New York's war on tobacco produces record fall in smokingBMJ 2004; 328 doi: https://doi.org/10.1136/bmj.328.7450.1222 (Published 20 May 2004) Cite this as: BMJ 2004;328:1222
- Scott Gottlieb
- New York
A large increase in the tax on cigarettes and a ban on smoking in bars and restaurants are being credited with contributing to an 11% decline in the number of adult smokers in New York city from 2002 to 2003—one of the steepest short term declines ever measured, according to surveys commissioned by the city.

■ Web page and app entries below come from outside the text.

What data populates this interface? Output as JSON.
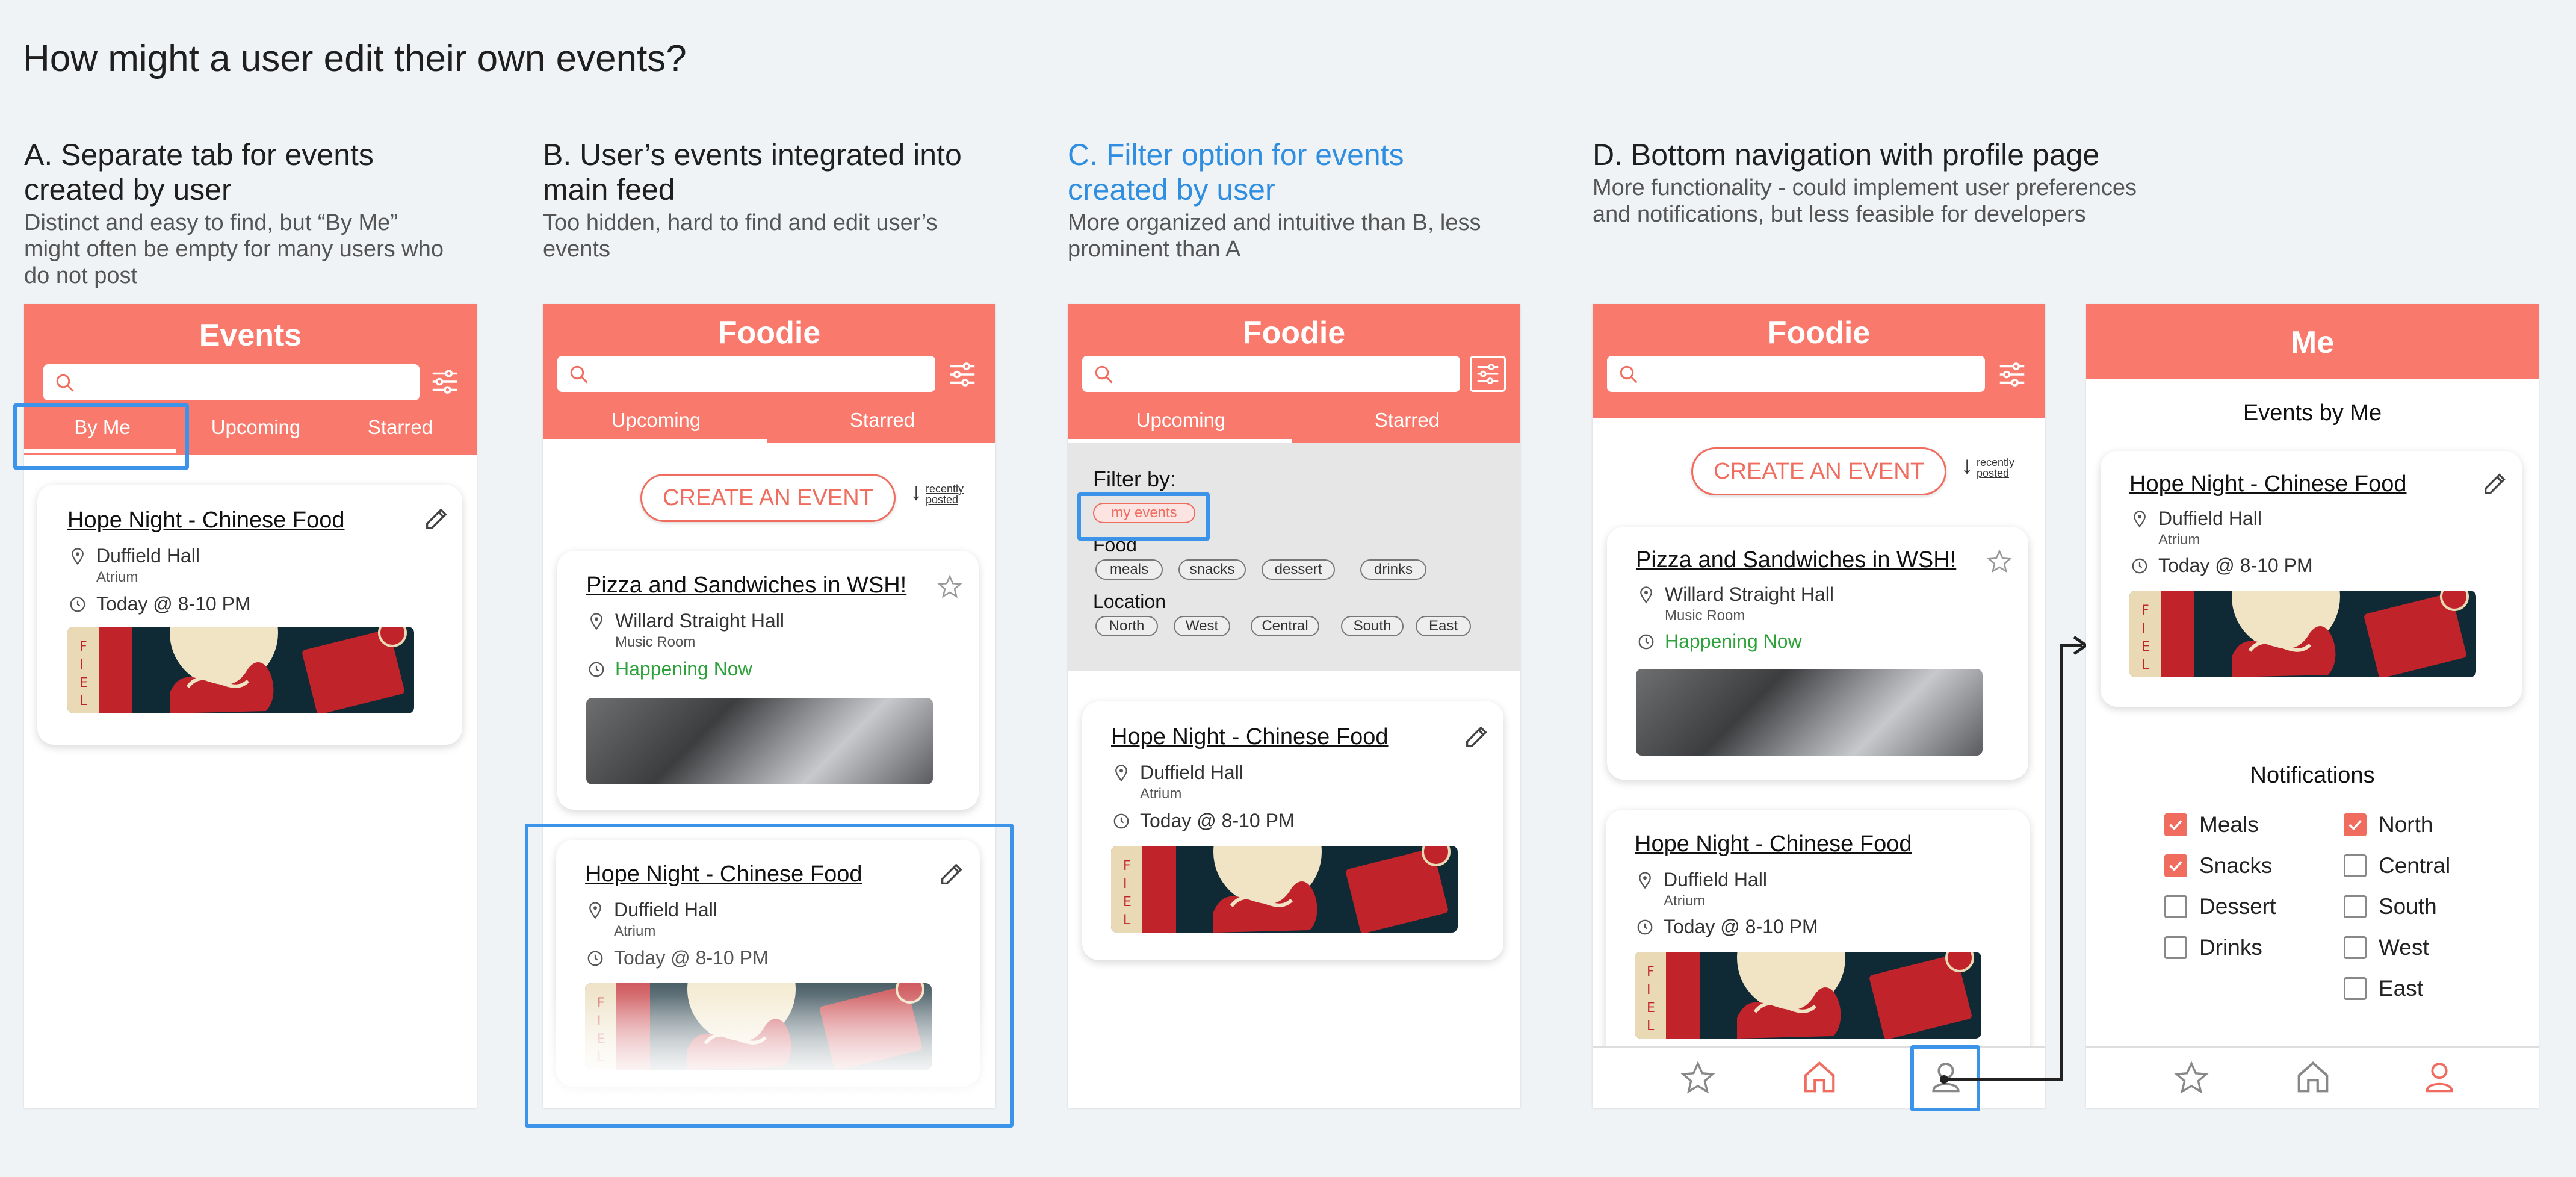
{
  "title": "How might a user edit their own events?",
  "options": [
    {
      "title": "A. Separate tab for events created by user",
      "desc": "Distinct and easy to find, but “By Me” might often be empty for many users who do not post"
    },
    {
      "title": "B. User’s events integrated into main feed",
      "desc": "Too hidden, hard to find and edit user’s events"
    },
    {
      "title": "C. Filter option for events created by user",
      "desc": "More organized and intuitive than B, less prominent than A"
    },
    {
      "title": "D. Bottom navigation with profile page",
      "desc": "More functionality - could implement user preferences and notifications, but less feasible for developers"
    }
  ],
  "colors": {
    "accent": "#f97a6d",
    "highlight": "#3b94ea",
    "happening": "#2ea23a",
    "selected_title": "#2f8ee0"
  },
  "app": {
    "events_title": "Events",
    "foodie_title": "Foodie",
    "me_title": "Me",
    "tabs_a": [
      "By Me",
      "Upcoming",
      "Starred"
    ],
    "tabs_b": [
      "Upcoming",
      "Starred"
    ],
    "create_event": "CREATE AN EVENT",
    "recently_posted_1": "recently",
    "recently_posted_2": "posted",
    "filter_by": "Filter by:",
    "my_events": "my events",
    "food_label": "Food",
    "food_chips": [
      "meals",
      "snacks",
      "dessert",
      "drinks"
    ],
    "location_label": "Location",
    "location_chips": [
      "North",
      "West",
      "Central",
      "South",
      "East"
    ],
    "events_by_me": "Events by Me",
    "notifications": "Notifications",
    "notif_food": [
      {
        "label": "Meals",
        "checked": true
      },
      {
        "label": "Snacks",
        "checked": true
      },
      {
        "label": "Dessert",
        "checked": false
      },
      {
        "label": "Drinks",
        "checked": false
      }
    ],
    "notif_loc": [
      {
        "label": "North",
        "checked": true
      },
      {
        "label": "Central",
        "checked": false
      },
      {
        "label": "South",
        "checked": false
      },
      {
        "label": "West",
        "checked": false
      },
      {
        "label": "East",
        "checked": false
      }
    ]
  },
  "events": {
    "hope": {
      "title": "Hope Night - Chinese Food",
      "place": "Duffield Hall",
      "room": "Atrium",
      "time": "Today @ 8-10 PM"
    },
    "pizza": {
      "title": "Pizza and Sandwiches in WSH!",
      "place": "Willard Straight Hall",
      "room": "Music Room",
      "time": "Happening Now"
    }
  },
  "icons": [
    "search-icon",
    "filter-icon",
    "pencil-icon",
    "star-icon",
    "location-pin-icon",
    "clock-icon",
    "home-icon",
    "profile-icon",
    "arrow-down-icon"
  ]
}
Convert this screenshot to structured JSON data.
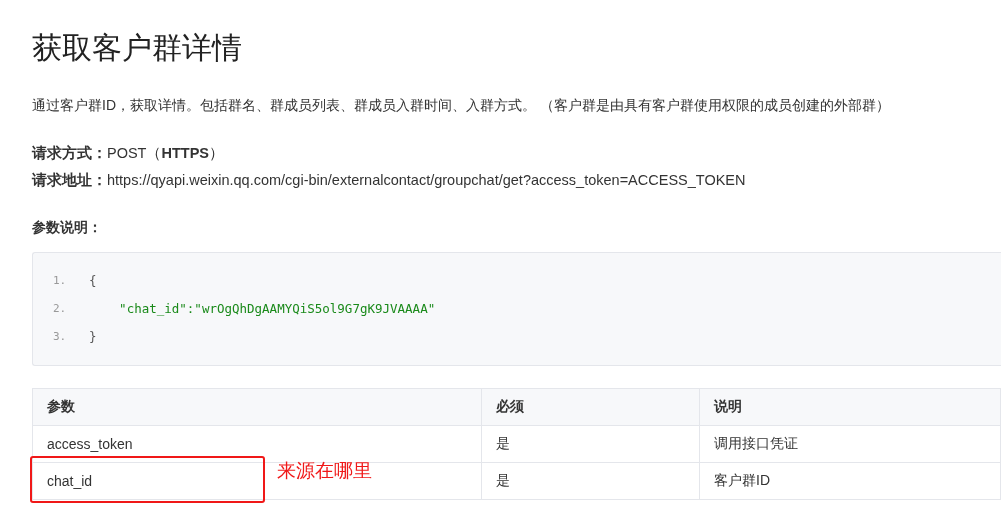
{
  "title": "获取客户群详情",
  "description": "通过客户群ID，获取详情。包括群名、群成员列表、群成员入群时间、入群方式。 （客户群是由具有客户群使用权限的成员创建的外部群）",
  "request": [
    {
      "label": "请求方式：",
      "value": "POST（**HTTPS**）"
    },
    {
      "label": "请求地址：",
      "value": "https://qyapi.weixin.qq.com/cgi-bin/externalcontact/groupchat/get?access_token=ACCESS_TOKEN"
    }
  ],
  "params_heading": "参数说明：",
  "code_lines": [
    {
      "number": "1.",
      "text": "{",
      "kind": "punct"
    },
    {
      "number": "2.",
      "text": "    \"chat_id\":\"wrOgQhDgAAMYQiS5ol9G7gK9JVAAAA\"",
      "kind": "string"
    },
    {
      "number": "3.",
      "text": "}",
      "kind": "punct"
    }
  ],
  "table": {
    "columns": [
      "参数",
      "必须",
      "说明"
    ],
    "rows": [
      {
        "cells": [
          "access_token",
          "是",
          "调用接口凭证"
        ],
        "highlighted": false
      },
      {
        "cells": [
          "chat_id",
          "是",
          "客户群ID"
        ],
        "highlighted": true
      }
    ]
  },
  "annotation": {
    "text": "来源在哪里"
  }
}
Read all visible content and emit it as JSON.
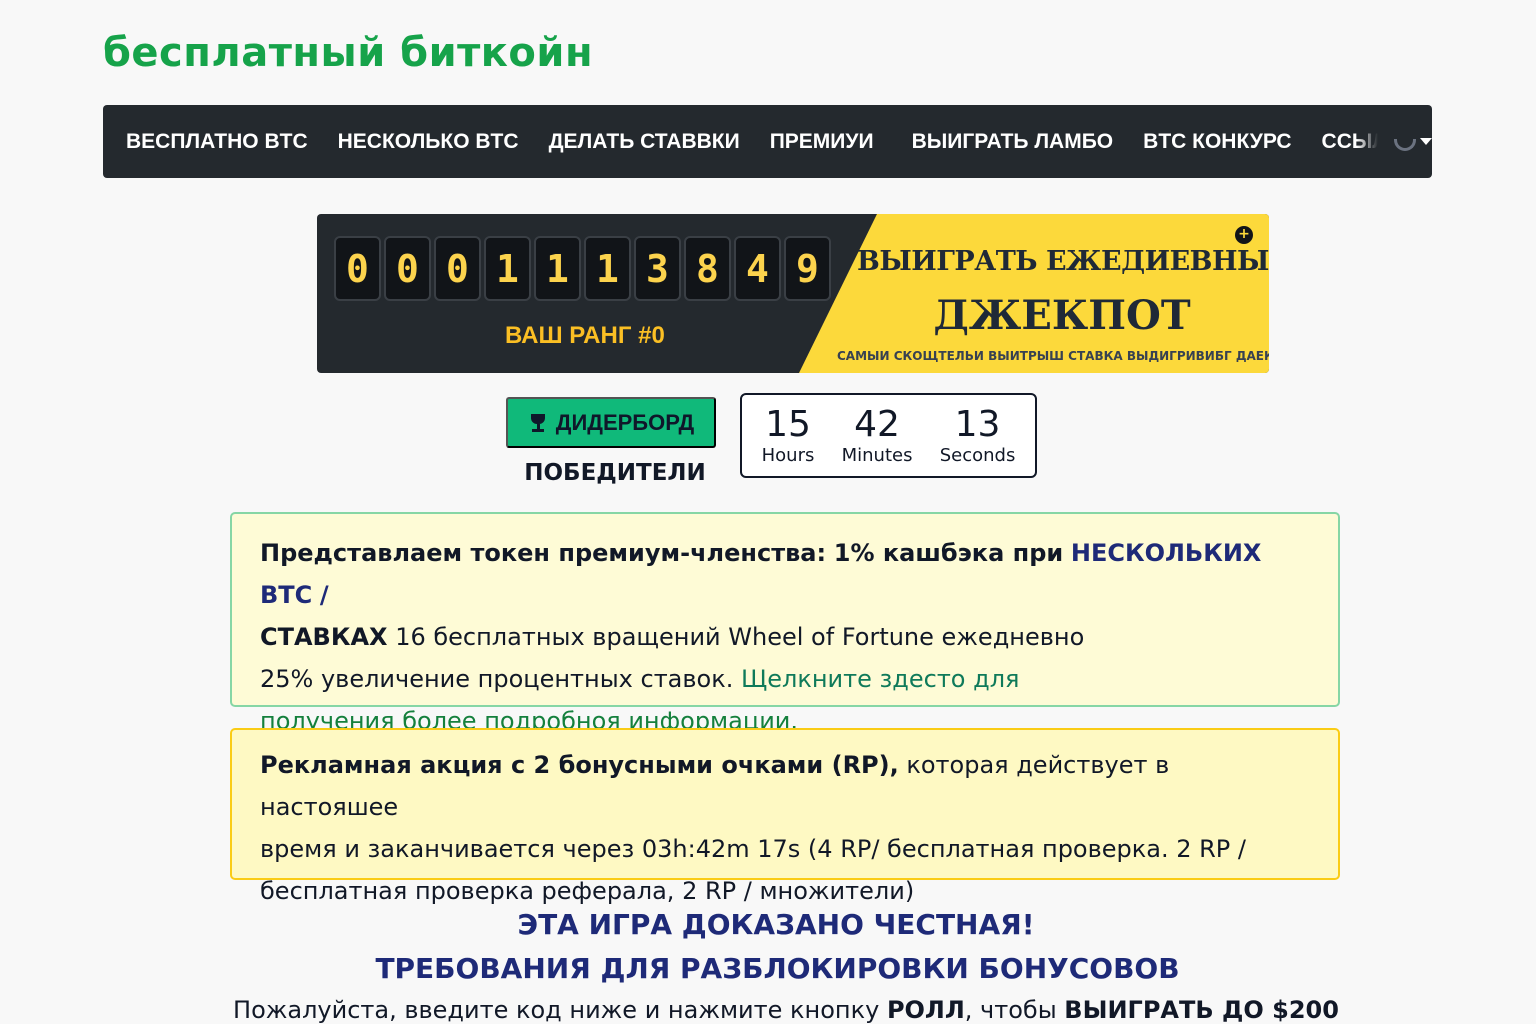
{
  "site": {
    "logo": "бесплатный биткойн"
  },
  "nav": {
    "items": [
      "ВЕСПЛАТНО BTC",
      "НЕСКОЛЬКО BTC",
      "ДЕЛАТЬ СТАВВКИ",
      "ПРЕМИУИ",
      "ВЫИГРАТЬ ЛАМБО",
      "BTC КОНКУРС",
      "ССЫЛАТ"
    ]
  },
  "jackpot": {
    "digits": [
      "0",
      "0",
      "0",
      "1",
      "1",
      "1",
      "3",
      "8",
      "4",
      "9"
    ],
    "rank": "ВАШ РАНГ #0",
    "title_line1": "ВЫИГРАТЬ ЕЖЕДИЕВНЫЙ",
    "title_line2": "ДЖЕКПОТ",
    "subtitle": "САМЫИ СКОЩТЕЛЬИ ВЫИТРЫШ СТАВКА ВЫДИГРИВИБГ ДАЕКЛОТ",
    "info_icon": "+"
  },
  "leaderboard": {
    "button_label": "ДИДЕРБОРД",
    "winners_label": "ПОБЕДИТЕЛИ"
  },
  "countdown": {
    "hours": "15",
    "hours_label": "Hours",
    "minutes": "42",
    "minutes_label": "Minutes",
    "seconds": "13",
    "seconds_label": "Seconds"
  },
  "premium": {
    "intro": "Представлаем токен премиум-членства:",
    "cashback": "1% кашбэка при",
    "multi_btc": "НЕСКОЛЬКИХ BTC",
    "slash": "/",
    "bets": "СТАВКАХ",
    "spins": "16 бесплатных вращений Wheel of Fortune ежедневно",
    "interest": "25% увеличение процентных ставок.",
    "link_part1": "Щелкните здесто для",
    "link_part2": "получения более подробноя информации."
  },
  "promo": {
    "bold_part": "Рекламная акция с 2 бонусными очками (RP),",
    "rest_line1": "которая действует в настояшее",
    "line2": "время и заканчивается через 03h:42m 17s (4 RP/ бесплатная проверка. 2 RP /",
    "line3": "бесплатная проверка реферала, 2 RP / множители)"
  },
  "fair": {
    "title": "ЭТА ИГРА ДОКАЗАНО ЧЕСТНАЯ!",
    "subtitle": "ТРЕБОВАНИЯ ДЛЯ РАЗБЛОКИРОВКИ БОНУСОВОВ",
    "roll_text_start": "Пожалуйста, введите код ниже и нажмите кнопку",
    "roll_word": "РОЛЛ",
    "roll_text_mid": ", чтобы",
    "roll_win": "ВЫИГРАТЬ ДО $200"
  },
  "colors": {
    "brand_green": "#16a34a",
    "nav_bg": "#24292e",
    "jackpot_yellow": "#fcd93b",
    "button_green": "#10b97a",
    "navy": "#1e2a78"
  }
}
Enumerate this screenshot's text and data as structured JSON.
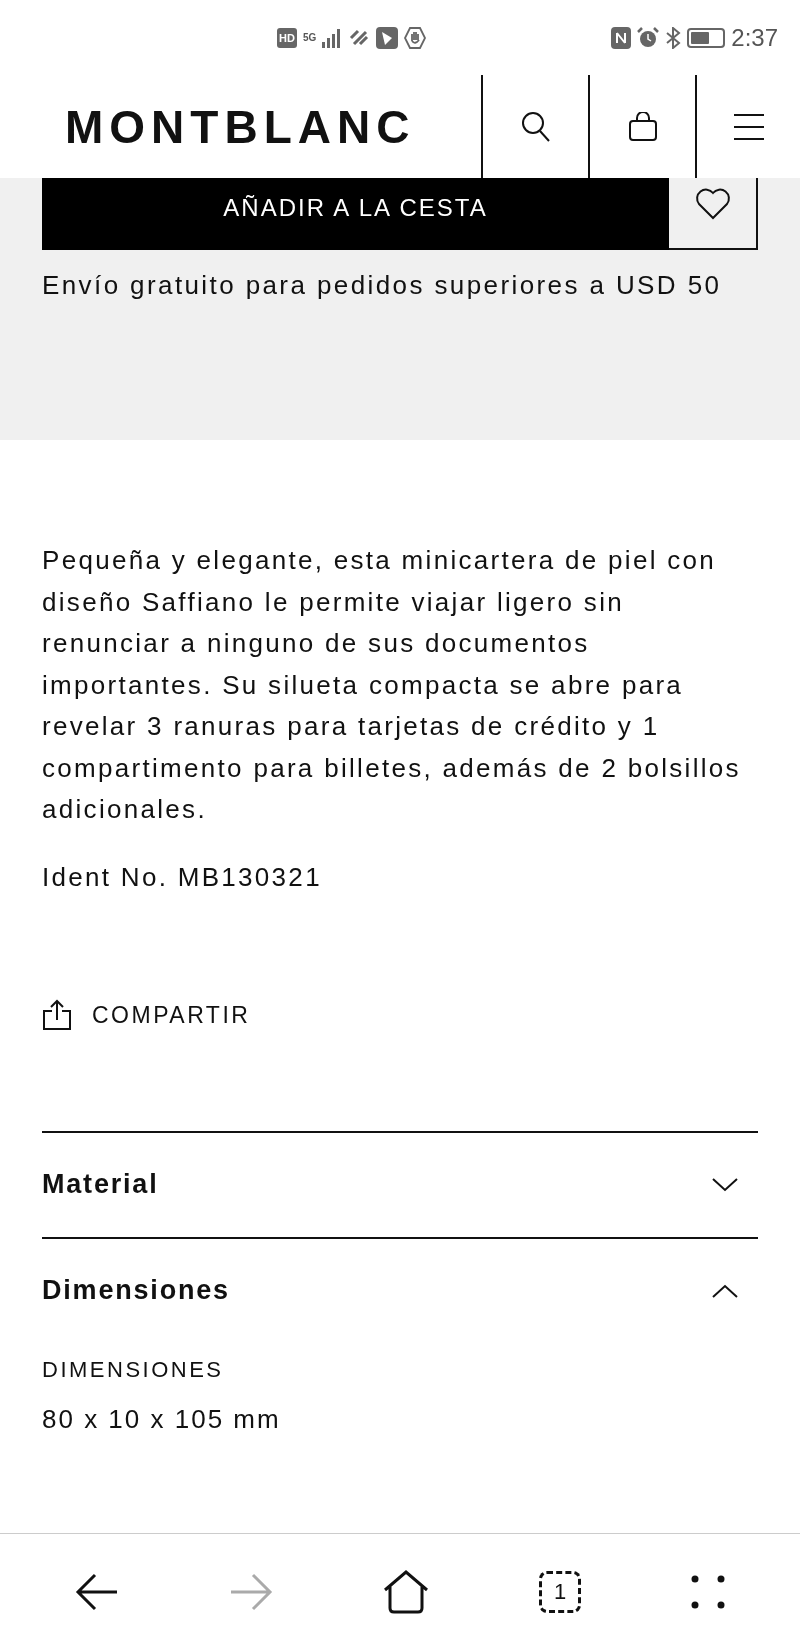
{
  "status_bar": {
    "hd": "HD",
    "network": "5G",
    "time": "2:37"
  },
  "header": {
    "logo": "MONTBLANC"
  },
  "purchase": {
    "add_to_cart": "AÑADIR A LA CESTA",
    "wishlisted": false,
    "shipping_note": "Envío gratuito para pedidos superiores a USD 50"
  },
  "description": "Pequeña y elegante, esta minicartera de piel con diseño Saffiano le permite viajar ligero sin renunciar a ninguno de sus documentos importantes. Su silueta compacta se abre para revelar 3 ranuras para tarjetas de crédito y 1 compartimento para billetes, además de 2 bolsillos adicionales.",
  "ident": "Ident No. MB130321",
  "share": "COMPARTIR",
  "accordion": [
    {
      "title": "Material",
      "expanded": false
    },
    {
      "title": "Dimensiones",
      "expanded": true,
      "fields": [
        {
          "label": "DIMENSIONES",
          "value": "80 x 10 x 105 mm"
        }
      ]
    }
  ],
  "bottom_nav": {
    "back_enabled": true,
    "forward_enabled": false,
    "tab_count": "1"
  }
}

The surveys show that the number of regular smokers, after holding steady for a decade, dropped by more than 100 000 over the period. It is estimated that 19.3% of adults in New York now smoke, down from 21.6%. …
Log in using your username and password
Log in through your institution
Register for a free trial to thebmj.com to receive unlimited access to all content on thebmj.com for 14 days.
Sign up for a free trial